Input data —
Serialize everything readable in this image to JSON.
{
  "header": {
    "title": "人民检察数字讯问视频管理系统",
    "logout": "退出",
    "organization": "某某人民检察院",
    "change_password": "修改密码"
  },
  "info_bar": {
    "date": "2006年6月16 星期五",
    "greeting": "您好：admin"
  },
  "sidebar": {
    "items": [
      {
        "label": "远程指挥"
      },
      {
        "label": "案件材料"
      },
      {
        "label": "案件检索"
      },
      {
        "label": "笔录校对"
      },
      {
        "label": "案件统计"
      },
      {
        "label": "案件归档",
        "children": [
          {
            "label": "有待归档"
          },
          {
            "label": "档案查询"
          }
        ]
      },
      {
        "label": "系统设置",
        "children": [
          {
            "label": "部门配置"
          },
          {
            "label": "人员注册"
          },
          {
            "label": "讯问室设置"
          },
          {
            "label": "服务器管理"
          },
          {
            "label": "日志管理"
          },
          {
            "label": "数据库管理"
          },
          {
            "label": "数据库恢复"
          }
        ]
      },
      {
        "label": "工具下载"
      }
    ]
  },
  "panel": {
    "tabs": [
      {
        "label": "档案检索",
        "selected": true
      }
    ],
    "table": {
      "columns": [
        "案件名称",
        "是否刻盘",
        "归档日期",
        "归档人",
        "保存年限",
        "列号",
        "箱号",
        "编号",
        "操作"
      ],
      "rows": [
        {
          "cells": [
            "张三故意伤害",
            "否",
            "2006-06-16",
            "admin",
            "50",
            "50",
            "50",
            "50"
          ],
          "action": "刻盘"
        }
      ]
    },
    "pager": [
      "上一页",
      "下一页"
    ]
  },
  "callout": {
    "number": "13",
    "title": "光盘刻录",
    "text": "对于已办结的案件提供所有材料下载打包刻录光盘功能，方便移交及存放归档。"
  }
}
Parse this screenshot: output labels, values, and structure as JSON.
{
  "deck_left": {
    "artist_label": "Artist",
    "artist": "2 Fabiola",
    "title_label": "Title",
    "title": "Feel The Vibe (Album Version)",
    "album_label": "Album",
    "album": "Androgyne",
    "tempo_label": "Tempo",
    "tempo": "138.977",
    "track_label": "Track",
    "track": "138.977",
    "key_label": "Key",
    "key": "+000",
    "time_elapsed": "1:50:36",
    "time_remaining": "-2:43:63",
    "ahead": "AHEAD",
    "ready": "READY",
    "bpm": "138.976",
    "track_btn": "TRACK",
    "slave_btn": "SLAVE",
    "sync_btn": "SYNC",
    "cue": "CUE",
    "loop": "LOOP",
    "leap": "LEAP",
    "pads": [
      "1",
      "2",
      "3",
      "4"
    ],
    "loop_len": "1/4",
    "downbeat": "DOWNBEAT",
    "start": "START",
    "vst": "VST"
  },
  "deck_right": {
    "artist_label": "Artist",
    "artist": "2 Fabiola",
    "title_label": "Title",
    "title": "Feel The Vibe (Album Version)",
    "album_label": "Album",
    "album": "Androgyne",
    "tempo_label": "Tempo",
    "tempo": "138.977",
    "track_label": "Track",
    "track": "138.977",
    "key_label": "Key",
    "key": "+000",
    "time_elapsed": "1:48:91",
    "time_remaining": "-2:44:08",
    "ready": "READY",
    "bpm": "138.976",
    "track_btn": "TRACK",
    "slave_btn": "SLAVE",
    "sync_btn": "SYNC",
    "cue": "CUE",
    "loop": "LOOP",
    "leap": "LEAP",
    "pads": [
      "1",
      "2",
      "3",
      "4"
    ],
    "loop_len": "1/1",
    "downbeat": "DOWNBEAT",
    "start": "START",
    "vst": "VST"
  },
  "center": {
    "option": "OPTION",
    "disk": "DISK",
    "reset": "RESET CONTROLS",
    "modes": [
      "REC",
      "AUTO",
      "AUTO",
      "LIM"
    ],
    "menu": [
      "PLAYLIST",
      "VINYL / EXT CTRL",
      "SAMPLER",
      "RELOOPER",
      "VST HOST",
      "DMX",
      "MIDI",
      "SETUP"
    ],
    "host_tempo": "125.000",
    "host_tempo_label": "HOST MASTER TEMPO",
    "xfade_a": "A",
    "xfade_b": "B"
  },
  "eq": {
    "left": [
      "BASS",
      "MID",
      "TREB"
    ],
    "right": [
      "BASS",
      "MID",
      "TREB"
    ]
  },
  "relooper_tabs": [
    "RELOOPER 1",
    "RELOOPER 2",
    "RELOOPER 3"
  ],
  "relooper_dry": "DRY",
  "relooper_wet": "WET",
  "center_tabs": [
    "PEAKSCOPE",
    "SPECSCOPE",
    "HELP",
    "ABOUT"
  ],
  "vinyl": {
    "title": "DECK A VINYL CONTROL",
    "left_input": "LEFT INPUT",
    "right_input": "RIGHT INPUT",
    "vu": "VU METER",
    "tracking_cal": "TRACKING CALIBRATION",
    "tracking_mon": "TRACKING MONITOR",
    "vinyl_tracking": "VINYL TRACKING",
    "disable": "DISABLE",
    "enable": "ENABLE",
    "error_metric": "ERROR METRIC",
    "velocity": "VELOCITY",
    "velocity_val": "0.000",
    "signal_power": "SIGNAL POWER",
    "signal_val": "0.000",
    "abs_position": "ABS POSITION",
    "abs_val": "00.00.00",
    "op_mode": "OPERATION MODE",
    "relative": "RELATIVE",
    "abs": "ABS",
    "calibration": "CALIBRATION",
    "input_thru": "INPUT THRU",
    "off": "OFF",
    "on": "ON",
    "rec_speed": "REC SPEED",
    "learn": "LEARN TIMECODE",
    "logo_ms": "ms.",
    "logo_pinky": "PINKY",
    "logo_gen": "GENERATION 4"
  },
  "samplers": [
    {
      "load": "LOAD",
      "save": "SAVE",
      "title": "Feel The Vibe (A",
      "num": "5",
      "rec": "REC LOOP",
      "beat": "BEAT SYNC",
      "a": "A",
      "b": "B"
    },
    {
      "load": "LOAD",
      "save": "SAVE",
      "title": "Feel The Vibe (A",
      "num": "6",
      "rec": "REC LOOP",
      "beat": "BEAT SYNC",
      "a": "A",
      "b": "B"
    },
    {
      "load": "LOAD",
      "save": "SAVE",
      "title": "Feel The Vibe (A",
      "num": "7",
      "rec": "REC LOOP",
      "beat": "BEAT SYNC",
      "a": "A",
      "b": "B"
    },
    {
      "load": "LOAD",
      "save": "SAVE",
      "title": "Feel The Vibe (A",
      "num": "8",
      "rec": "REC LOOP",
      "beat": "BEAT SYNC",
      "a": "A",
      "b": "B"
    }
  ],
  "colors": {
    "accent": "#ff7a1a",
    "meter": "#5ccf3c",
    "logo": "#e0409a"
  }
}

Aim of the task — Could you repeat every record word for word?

Task response —
Serialize everything readable in this image to JSON.
{
  "header": {
    "title": "人民检察数字讯问视频管理系统",
    "logout": "退出",
    "organization": "某某人民检察院",
    "change_password": "修改密码"
  },
  "info_bar": {
    "date": "2006年6月16 星期五",
    "greeting": "您好：admin"
  },
  "sidebar": {
    "items": [
      {
        "label": "远程指挥"
      },
      {
        "label": "案件材料"
      },
      {
        "label": "案件检索"
      },
      {
        "label": "笔录校对"
      },
      {
        "label": "案件统计"
      },
      {
        "label": "案件归档",
        "children": [
          {
            "label": "有待归档"
          },
          {
            "label": "档案查询"
          }
        ]
      },
      {
        "label": "系统设置",
        "children": [
          {
            "label": "部门配置"
          },
          {
            "label": "人员注册"
          },
          {
            "label": "讯问室设置"
          },
          {
            "label": "服务器管理"
          },
          {
            "label": "日志管理"
          },
          {
            "label": "数据库管理"
          },
          {
            "label": "数据库恢复"
          }
        ]
      },
      {
        "label": "工具下载"
      }
    ]
  },
  "panel": {
    "tabs": [
      {
        "label": "档案检索",
        "selected": true
      }
    ],
    "table": {
      "columns": [
        "案件名称",
        "是否刻盘",
        "归档日期",
        "归档人",
        "保存年限",
        "列号",
        "箱号",
        "编号",
        "操作"
      ],
      "rows": [
        {
          "cells": [
            "张三故意伤害",
            "否",
            "2006-06-16",
            "admin",
            "50",
            "50",
            "50",
            "50"
          ],
          "action": "刻盘"
        }
      ]
    },
    "pager": [
      "上一页",
      "下一页"
    ]
  },
  "callout": {
    "number": "13",
    "title": "光盘刻录",
    "text": "对于已办结的案件提供所有材料下载打包刻录光盘功能，方便移交及存放归档。"
  }
}
Parse this screenshot: output labels, values, and structure as JSON.
{
  "deck_left": {
    "artist_label": "Artist",
    "artist": "2 Fabiola",
    "title_label": "Title",
    "title": "Feel The Vibe (Album Version)",
    "album_label": "Album",
    "album": "Androgyne",
    "tempo_label": "Tempo",
    "tempo": "138.977",
    "track_label": "Track",
    "track": "138.977",
    "key_label": "Key",
    "key": "+000",
    "time_elapsed": "1:50:36",
    "time_remaining": "-2:43:63",
    "ahead": "AHEAD",
    "ready": "READY",
    "bpm": "138.976",
    "track_btn": "TRACK",
    "slave_btn": "SLAVE",
    "sync_btn": "SYNC",
    "cue": "CUE",
    "loop": "LOOP",
    "leap": "LEAP",
    "pads": [
      "1",
      "2",
      "3",
      "4"
    ],
    "loop_len": "1/4",
    "downbeat": "DOWNBEAT",
    "start": "START",
    "vst": "VST"
  },
  "deck_right": {
    "artist_label": "Artist",
    "artist": "2 Fabiola",
    "title_label": "Title",
    "title": "Feel The Vibe (Album Version)",
    "album_label": "Album",
    "album": "Androgyne",
    "tempo_label": "Tempo",
    "tempo": "138.977",
    "track_label": "Track",
    "track": "138.977",
    "key_label": "Key",
    "key": "+000",
    "time_elapsed": "1:48:91",
    "time_remaining": "-2:44:08",
    "ready": "READY",
    "bpm": "138.976",
    "track_btn": "TRACK",
    "slave_btn": "SLAVE",
    "sync_btn": "SYNC",
    "cue": "CUE",
    "loop": "LOOP",
    "leap": "LEAP",
    "pads": [
      "1",
      "2",
      "3",
      "4"
    ],
    "loop_len": "1/1",
    "downbeat": "DOWNBEAT",
    "start": "START",
    "vst": "VST"
  },
  "center": {
    "option": "OPTION",
    "disk": "DISK",
    "reset": "RESET CONTROLS",
    "modes": [
      "REC",
      "AUTO",
      "AUTO",
      "LIM"
    ],
    "menu": [
      "PLAYLIST",
      "VINYL / EXT CTRL",
      "SAMPLER",
      "RELOOPER",
      "VST HOST",
      "DMX",
      "MIDI",
      "SETUP"
    ],
    "host_tempo": "125.000",
    "host_tempo_label": "HOST MASTER TEMPO",
    "xfade_a": "A",
    "xfade_b": "B"
  },
  "eq": {
    "left": [
      "BASS",
      "MID",
      "TREB"
    ],
    "right": [
      "BASS",
      "MID",
      "TREB"
    ]
  },
  "relooper_tabs": [
    "RELOOPER 1",
    "RELOOPER 2",
    "RELOOPER 3"
  ],
  "relooper_dry": "DRY",
  "relooper_wet": "WET",
  "center_tabs": [
    "PEAKSCOPE",
    "SPECSCOPE",
    "HELP",
    "ABOUT"
  ],
  "vinyl": {
    "title": "DECK A VINYL CONTROL",
    "left_input": "LEFT INPUT",
    "right_input": "RIGHT INPUT",
    "vu": "VU METER",
    "tracking_cal": "TRACKING CALIBRATION",
    "tracking_mon": "TRACKING MONITOR",
    "vinyl_tracking": "VINYL TRACKING",
    "disable": "DISABLE",
    "enable": "ENABLE",
    "error_metric": "ERROR METRIC",
    "velocity": "VELOCITY",
    "velocity_val": "0.000",
    "signal_power": "SIGNAL POWER",
    "signal_val": "0.000",
    "abs_position": "ABS POSITION",
    "abs_val": "00.00.00",
    "op_mode": "OPERATION MODE",
    "relative": "RELATIVE",
    "abs": "ABS",
    "calibration": "CALIBRATION",
    "input_thru": "INPUT THRU",
    "off": "OFF",
    "on": "ON",
    "rec_speed": "REC SPEED",
    "learn": "LEARN TIMECODE",
    "logo_ms": "ms.",
    "logo_pinky": "PINKY",
    "logo_gen": "GENERATION 4"
  },
  "samplers": [
    {
      "load": "LOAD",
      "save": "SAVE",
      "title": "Feel The Vibe (A",
      "num": "5",
      "rec": "REC LOOP",
      "beat": "BEAT SYNC",
      "a": "A",
      "b": "B"
    },
    {
      "load": "LOAD",
      "save": "SAVE",
      "title": "Feel The Vibe (A",
      "num": "6",
      "rec": "REC LOOP",
      "beat": "BEAT SYNC",
      "a": "A",
      "b": "B"
    },
    {
      "load": "LOAD",
      "save": "SAVE",
      "title": "Feel The Vibe (A",
      "num": "7",
      "rec": "REC LOOP",
      "beat": "BEAT SYNC",
      "a": "A",
      "b": "B"
    },
    {
      "load": "LOAD",
      "save": "SAVE",
      "title": "Feel The Vibe (A",
      "num": "8",
      "rec": "REC LOOP",
      "beat": "BEAT SYNC",
      "a": "A",
      "b": "B"
    }
  ],
  "colors": {
    "accent": "#ff7a1a",
    "meter": "#5ccf3c",
    "logo": "#e0409a"
  }
}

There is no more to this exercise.